** Work to complete **
Lift every line from the entries that includes the word "mind".
Given information section start
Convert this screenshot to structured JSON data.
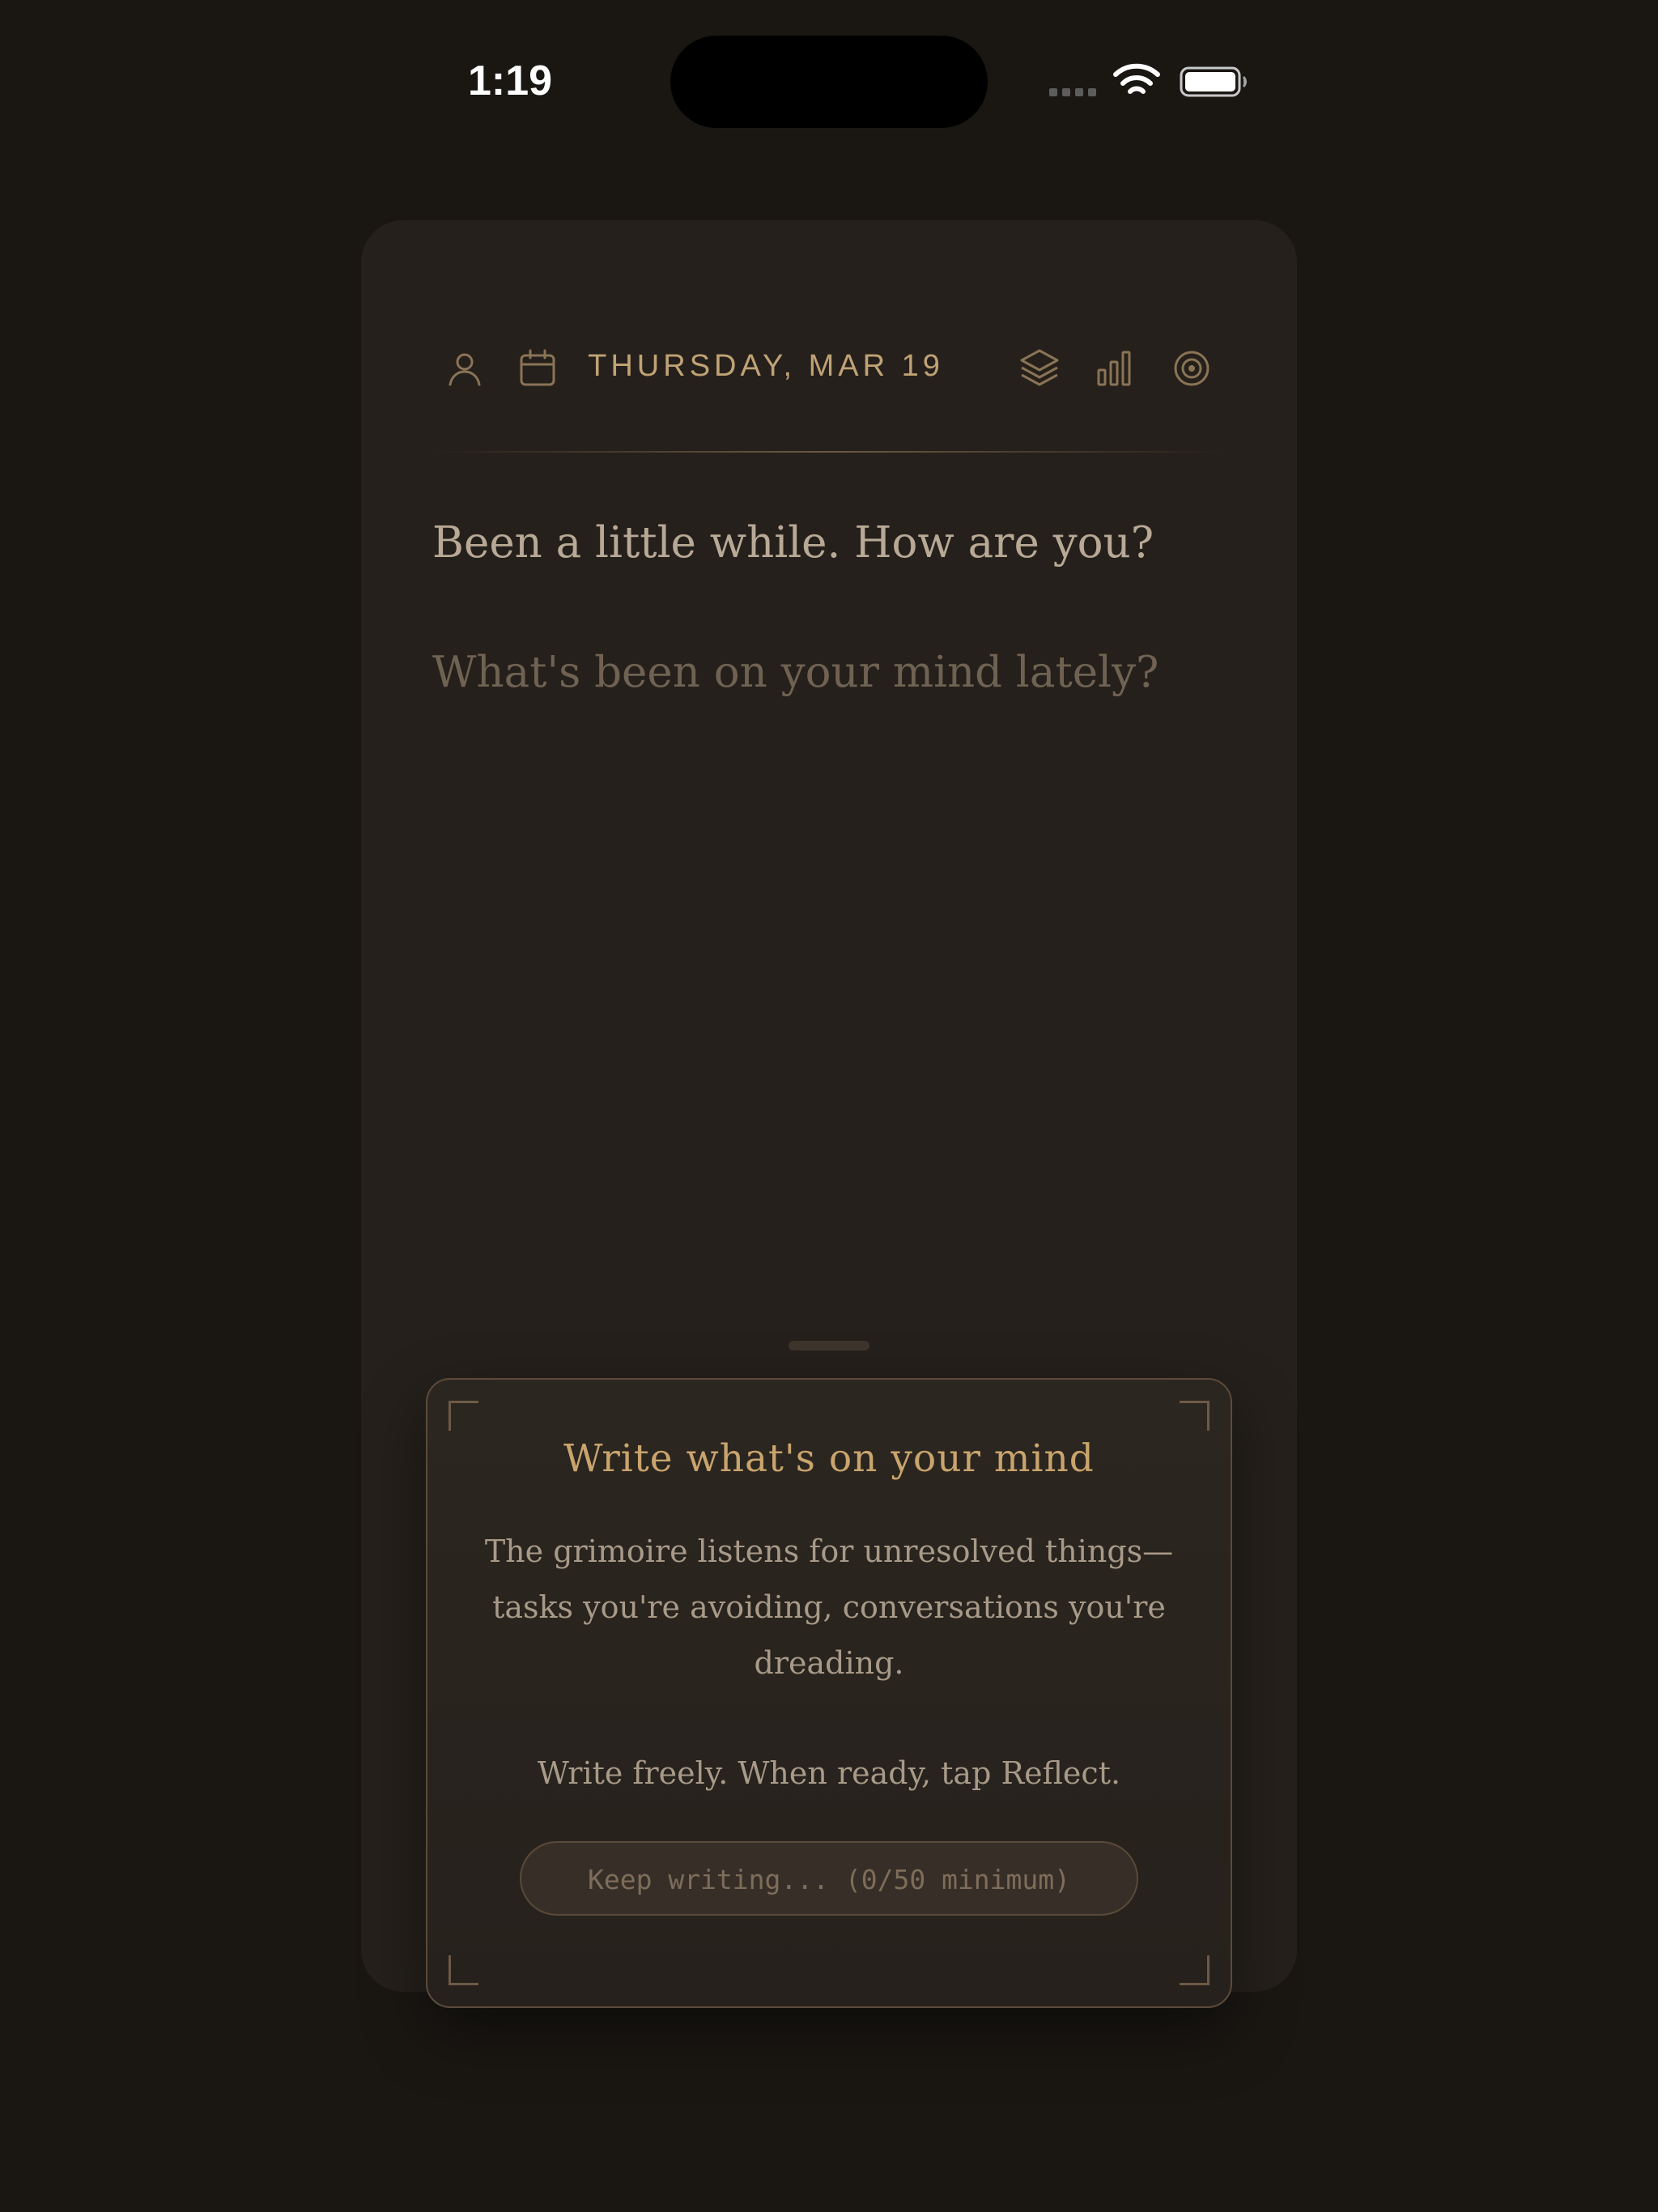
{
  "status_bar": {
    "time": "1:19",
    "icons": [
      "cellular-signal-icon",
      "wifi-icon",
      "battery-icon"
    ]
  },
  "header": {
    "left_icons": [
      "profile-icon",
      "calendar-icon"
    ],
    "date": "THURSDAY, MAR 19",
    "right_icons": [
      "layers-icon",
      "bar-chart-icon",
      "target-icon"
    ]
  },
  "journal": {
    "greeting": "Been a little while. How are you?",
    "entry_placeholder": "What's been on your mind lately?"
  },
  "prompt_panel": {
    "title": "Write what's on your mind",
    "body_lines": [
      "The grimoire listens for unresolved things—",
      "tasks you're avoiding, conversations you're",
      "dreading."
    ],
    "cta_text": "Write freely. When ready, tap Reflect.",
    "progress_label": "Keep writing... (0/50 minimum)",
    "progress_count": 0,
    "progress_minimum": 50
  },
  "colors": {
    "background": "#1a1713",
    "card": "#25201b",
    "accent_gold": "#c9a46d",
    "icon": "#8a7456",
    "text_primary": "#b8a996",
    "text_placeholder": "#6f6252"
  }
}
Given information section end
** Written reply **
    "entry_placeholder": "What's been on your mind lately?"
    "title": "Write what's on your mind",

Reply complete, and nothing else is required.